### EXERCISE DETAILS
Determine the number of lines in these entries that hold the word "title". Give the number and nothing more.

### ENTRIES PROVIDED
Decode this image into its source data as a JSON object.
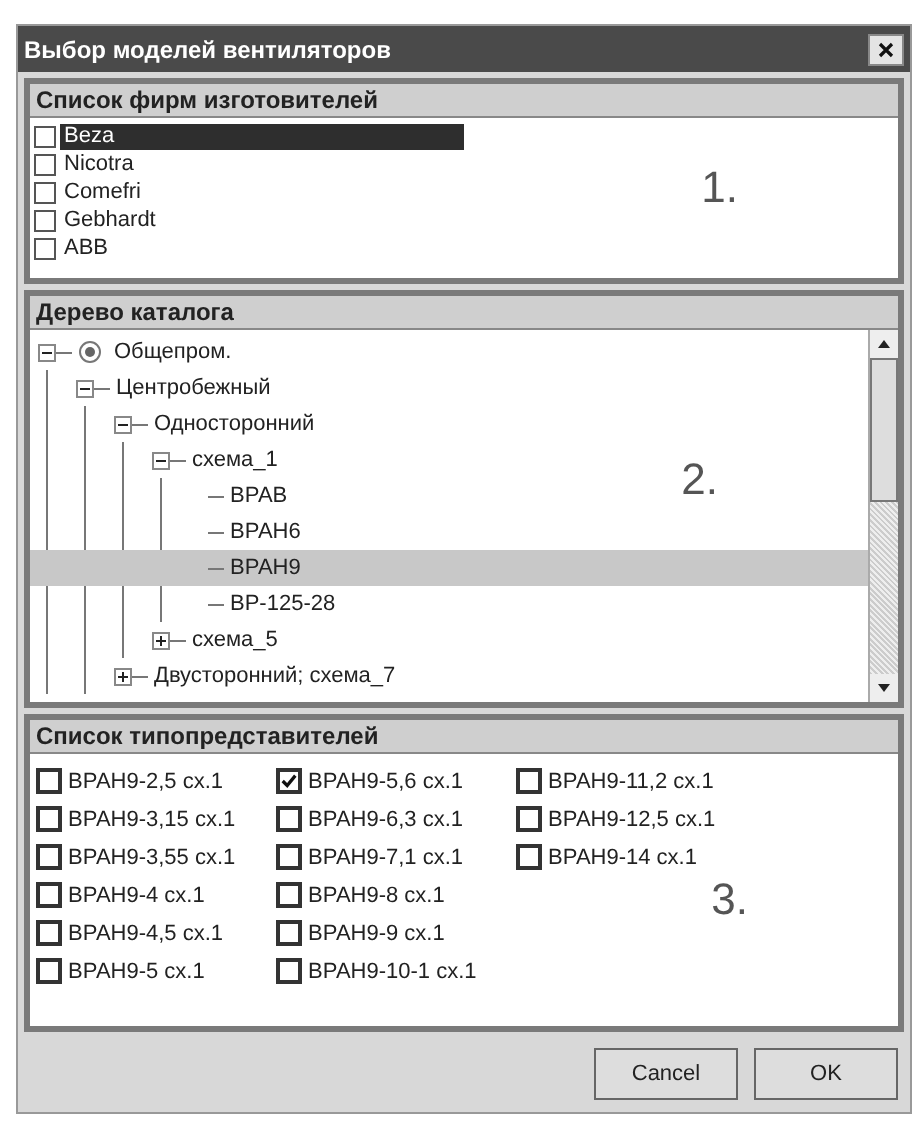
{
  "window": {
    "title": "Выбор моделей вентиляторов"
  },
  "manufacturers": {
    "title": "Список фирм изготовителей",
    "annotation": "1.",
    "items": [
      {
        "label": "Beza",
        "checked": false,
        "selected": true
      },
      {
        "label": "Nicotra",
        "checked": false,
        "selected": false
      },
      {
        "label": "Comefri",
        "checked": false,
        "selected": false
      },
      {
        "label": "Gebhardt",
        "checked": false,
        "selected": false
      },
      {
        "label": "ABB",
        "checked": false,
        "selected": false
      }
    ]
  },
  "catalog_tree": {
    "title": "Дерево каталога",
    "annotation": "2.",
    "nodes": [
      {
        "label": "Общепром.",
        "kind": "root",
        "expanded": true,
        "selected": false,
        "children": [
          {
            "label": "Центробежный",
            "expanded": true,
            "selected": false,
            "children": [
              {
                "label": "Односторонний",
                "expanded": true,
                "selected": false,
                "children": [
                  {
                    "label": "схема_1",
                    "expanded": true,
                    "selected": false,
                    "children": [
                      {
                        "label": "ВРАВ",
                        "selected": false
                      },
                      {
                        "label": "ВРАН6",
                        "selected": false
                      },
                      {
                        "label": "ВРАН9",
                        "selected": true
                      },
                      {
                        "label": "ВР-125-28",
                        "selected": false
                      }
                    ]
                  },
                  {
                    "label": "схема_5",
                    "expanded": false,
                    "selected": false
                  }
                ]
              },
              {
                "label": "Двусторонний; схема_7",
                "expanded": false,
                "selected": false
              }
            ]
          }
        ]
      }
    ]
  },
  "type_representatives": {
    "title": "Список типопредставителей",
    "annotation": "3.",
    "items": [
      {
        "label": "ВРАН9-2,5 сх.1",
        "checked": false
      },
      {
        "label": "ВРАН9-3,15 сх.1",
        "checked": false
      },
      {
        "label": "ВРАН9-3,55 сх.1",
        "checked": false
      },
      {
        "label": "ВРАН9-4 сх.1",
        "checked": false
      },
      {
        "label": "ВРАН9-4,5 сх.1",
        "checked": false
      },
      {
        "label": "ВРАН9-5 сх.1",
        "checked": false
      },
      {
        "label": "ВРАН9-5,6 сх.1",
        "checked": true
      },
      {
        "label": "ВРАН9-6,3 сх.1",
        "checked": false
      },
      {
        "label": "ВРАН9-7,1 сх.1",
        "checked": false
      },
      {
        "label": "ВРАН9-8 сх.1",
        "checked": false
      },
      {
        "label": "ВРАН9-9 сх.1",
        "checked": false
      },
      {
        "label": "ВРАН9-10-1 сх.1",
        "checked": false
      },
      {
        "label": "ВРАН9-11,2 сх.1",
        "checked": false
      },
      {
        "label": "ВРАН9-12,5 сх.1",
        "checked": false
      },
      {
        "label": "ВРАН9-14 сх.1",
        "checked": false
      }
    ]
  },
  "buttons": [
    "Cancel",
    "OK"
  ]
}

### EXERCISE ANSWER
4